Gender relationships in forest resource utilization and conservation in Nigeria: implications for environmental sustainability
This paper examines gendered patterns in forest resource utilisation and conservation among rural inhabitants in Ogun State, Nigeria. Qualitative data - participant observation, focus group discussions and in-depth interviews for the paper were drawn from a larger mixed methods, comparative study of natural resource utilisation among rural inhabitants of Ogun State, Nigeria and among rural inhabitants in the Bushbuckridge area of Mphumalanga, South Africa. Focus group discussions were transcribed and analyzed thematically, using a phenomenological method. The results reveal that access to and control of forest resources are complex and heavily influenced by gender. Whereas women rely to a greater extent than men on forests and forest products for both their basic and non-basic needs, they have lesser roles than men in the decision-making that affects and controls their own lives and those of their households and communities. Poverty, cultural beliefs and values of society, social attitudes, limited access to education and lack of alternative sources of income to conservation all constrained women’s participation in decision-making about natural resources. The implications for community-based environmental education are discussed.

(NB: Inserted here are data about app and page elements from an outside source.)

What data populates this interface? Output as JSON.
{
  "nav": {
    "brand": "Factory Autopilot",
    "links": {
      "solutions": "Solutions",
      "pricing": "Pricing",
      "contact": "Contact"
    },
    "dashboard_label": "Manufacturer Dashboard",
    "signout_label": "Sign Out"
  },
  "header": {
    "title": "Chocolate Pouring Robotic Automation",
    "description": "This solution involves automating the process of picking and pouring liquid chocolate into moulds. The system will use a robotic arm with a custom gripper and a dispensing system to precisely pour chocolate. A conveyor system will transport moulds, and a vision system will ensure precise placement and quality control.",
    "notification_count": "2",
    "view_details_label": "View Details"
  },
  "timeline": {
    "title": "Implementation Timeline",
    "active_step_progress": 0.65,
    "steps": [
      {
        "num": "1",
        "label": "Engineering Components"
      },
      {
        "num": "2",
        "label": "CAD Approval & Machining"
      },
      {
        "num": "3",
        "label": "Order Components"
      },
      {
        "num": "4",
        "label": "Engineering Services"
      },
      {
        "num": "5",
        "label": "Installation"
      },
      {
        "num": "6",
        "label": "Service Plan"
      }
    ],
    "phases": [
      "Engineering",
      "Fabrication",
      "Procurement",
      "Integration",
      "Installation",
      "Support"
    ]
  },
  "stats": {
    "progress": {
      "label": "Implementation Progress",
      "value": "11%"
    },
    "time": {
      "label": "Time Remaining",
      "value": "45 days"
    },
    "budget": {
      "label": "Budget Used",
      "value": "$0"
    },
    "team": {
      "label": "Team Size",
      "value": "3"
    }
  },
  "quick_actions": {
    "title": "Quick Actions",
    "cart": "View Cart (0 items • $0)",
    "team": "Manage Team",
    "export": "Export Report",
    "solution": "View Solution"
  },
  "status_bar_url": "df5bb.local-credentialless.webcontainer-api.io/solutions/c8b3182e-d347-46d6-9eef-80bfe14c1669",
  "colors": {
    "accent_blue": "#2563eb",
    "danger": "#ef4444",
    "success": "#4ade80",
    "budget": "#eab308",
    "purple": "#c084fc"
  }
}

Keywords: Gender, forest resources, conservation, Nigeria, environmental sustainability